TASK TO COMPLETE: An exact copy of all entries is required.

Start of RECORDS FOR THE EXERCISE

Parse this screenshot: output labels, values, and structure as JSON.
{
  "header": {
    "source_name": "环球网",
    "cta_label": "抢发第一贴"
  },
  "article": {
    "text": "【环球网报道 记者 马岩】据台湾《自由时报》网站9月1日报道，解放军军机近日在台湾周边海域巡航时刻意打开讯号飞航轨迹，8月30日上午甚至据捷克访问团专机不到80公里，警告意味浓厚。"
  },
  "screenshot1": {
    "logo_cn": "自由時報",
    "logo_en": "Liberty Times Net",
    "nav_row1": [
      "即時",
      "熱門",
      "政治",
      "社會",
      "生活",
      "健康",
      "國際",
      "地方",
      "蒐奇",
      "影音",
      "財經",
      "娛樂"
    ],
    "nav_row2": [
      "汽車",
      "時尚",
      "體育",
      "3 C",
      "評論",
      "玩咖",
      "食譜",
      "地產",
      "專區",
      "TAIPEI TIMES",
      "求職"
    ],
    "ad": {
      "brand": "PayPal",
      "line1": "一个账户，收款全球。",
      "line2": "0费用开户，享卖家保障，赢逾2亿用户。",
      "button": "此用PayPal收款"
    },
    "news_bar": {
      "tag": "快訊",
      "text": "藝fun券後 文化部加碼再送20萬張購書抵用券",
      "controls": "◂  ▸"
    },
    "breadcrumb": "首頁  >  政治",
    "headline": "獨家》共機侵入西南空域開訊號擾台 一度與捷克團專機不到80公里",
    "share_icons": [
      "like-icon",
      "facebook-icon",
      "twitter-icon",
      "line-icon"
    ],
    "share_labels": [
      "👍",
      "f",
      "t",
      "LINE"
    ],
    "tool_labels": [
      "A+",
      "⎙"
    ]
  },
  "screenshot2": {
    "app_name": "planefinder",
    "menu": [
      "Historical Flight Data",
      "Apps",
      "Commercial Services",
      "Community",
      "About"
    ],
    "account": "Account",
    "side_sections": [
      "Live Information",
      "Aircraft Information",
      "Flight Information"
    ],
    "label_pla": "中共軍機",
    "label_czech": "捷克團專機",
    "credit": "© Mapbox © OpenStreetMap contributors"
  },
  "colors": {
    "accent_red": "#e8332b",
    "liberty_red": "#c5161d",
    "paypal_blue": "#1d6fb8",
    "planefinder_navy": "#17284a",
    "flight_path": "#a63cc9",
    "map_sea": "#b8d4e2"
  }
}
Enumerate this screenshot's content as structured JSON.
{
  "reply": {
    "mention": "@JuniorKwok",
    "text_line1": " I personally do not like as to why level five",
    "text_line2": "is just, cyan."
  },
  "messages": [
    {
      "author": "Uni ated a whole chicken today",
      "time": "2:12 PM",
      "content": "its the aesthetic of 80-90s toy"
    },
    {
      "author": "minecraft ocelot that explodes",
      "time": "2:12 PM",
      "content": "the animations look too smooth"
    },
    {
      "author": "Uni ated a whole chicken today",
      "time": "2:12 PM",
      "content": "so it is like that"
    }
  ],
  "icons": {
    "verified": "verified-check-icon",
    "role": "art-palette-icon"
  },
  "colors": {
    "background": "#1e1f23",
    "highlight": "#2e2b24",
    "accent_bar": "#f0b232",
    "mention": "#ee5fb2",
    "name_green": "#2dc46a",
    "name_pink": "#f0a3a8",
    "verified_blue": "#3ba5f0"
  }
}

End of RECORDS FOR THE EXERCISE

FINISHED TASK:
Parse this screenshot: output labels, values, and structure as JSON.
{
  "header": {
    "source_name": "环球网",
    "cta_label": "抢发第一贴"
  },
  "article": {
    "text": "【环球网报道 记者 马岩】据台湾《自由时报》网站9月1日报道，解放军军机近日在台湾周边海域巡航时刻意打开讯号飞航轨迹，8月30日上午甚至据捷克访问团专机不到80公里，警告意味浓厚。"
  },
  "screenshot1": {
    "logo_cn": "自由時報",
    "logo_en": "Liberty Times Net",
    "nav_row1": [
      "即時",
      "熱門",
      "政治",
      "社會",
      "生活",
      "健康",
      "國際",
      "地方",
      "蒐奇",
      "影音",
      "財經",
      "娛樂"
    ],
    "nav_row2": [
      "汽車",
      "時尚",
      "體育",
      "3 C",
      "評論",
      "玩咖",
      "食譜",
      "地產",
      "專區",
      "TAIPEI TIMES",
      "求職"
    ],
    "ad": {
      "brand": "PayPal",
      "line1": "一个账户，收款全球。",
      "line2": "0费用开户，享卖家保障，赢逾2亿用户。",
      "button": "此用PayPal收款"
    },
    "news_bar": {
      "tag": "快訊",
      "text": "藝fun券後 文化部加碼再送20萬張購書抵用券",
      "controls": "◂  ▸"
    },
    "breadcrumb": "首頁  >  政治",
    "headline": "獨家》共機侵入西南空域開訊號擾台 一度與捷克團專機不到80公里",
    "share_icons": [
      "like-icon",
      "facebook-icon",
      "twitter-icon",
      "line-icon"
    ],
    "share_labels": [
      "👍",
      "f",
      "t",
      "LINE"
    ],
    "tool_labels": [
      "A+",
      "⎙"
    ]
  },
  "screenshot2": {
    "app_name": "planefinder",
    "menu": [
      "Historical Flight Data",
      "Apps",
      "Commercial Services",
      "Community",
      "About"
    ],
    "account": "Account",
    "side_sections": [
      "Live Information",
      "Aircraft Information",
      "Flight Information"
    ],
    "label_pla": "中共軍機",
    "label_czech": "捷克團專機",
    "credit": "© Mapbox © OpenStreetMap contributors"
  },
  "colors": {
    "accent_red": "#e8332b",
    "liberty_red": "#c5161d",
    "paypal_blue": "#1d6fb8",
    "planefinder_navy": "#17284a",
    "flight_path": "#a63cc9",
    "map_sea": "#b8d4e2"
  }
}
Enumerate this screenshot's content as structured JSON.
{
  "reply": {
    "mention": "@JuniorKwok",
    "text_line1": " I personally do not like as to why level five",
    "text_line2": "is just, cyan."
  },
  "messages": [
    {
      "author": "Uni ated a whole chicken today",
      "time": "2:12 PM",
      "content": "its the aesthetic of 80-90s toy"
    },
    {
      "author": "minecraft ocelot that explodes",
      "time": "2:12 PM",
      "content": "the animations look too smooth"
    },
    {
      "author": "Uni ated a whole chicken today",
      "time": "2:12 PM",
      "content": "so it is like that"
    }
  ],
  "icons": {
    "verified": "verified-check-icon",
    "role": "art-palette-icon"
  },
  "colors": {
    "background": "#1e1f23",
    "highlight": "#2e2b24",
    "accent_bar": "#f0b232",
    "mention": "#ee5fb2",
    "name_green": "#2dc46a",
    "name_pink": "#f0a3a8",
    "verified_blue": "#3ba5f0"
  }
}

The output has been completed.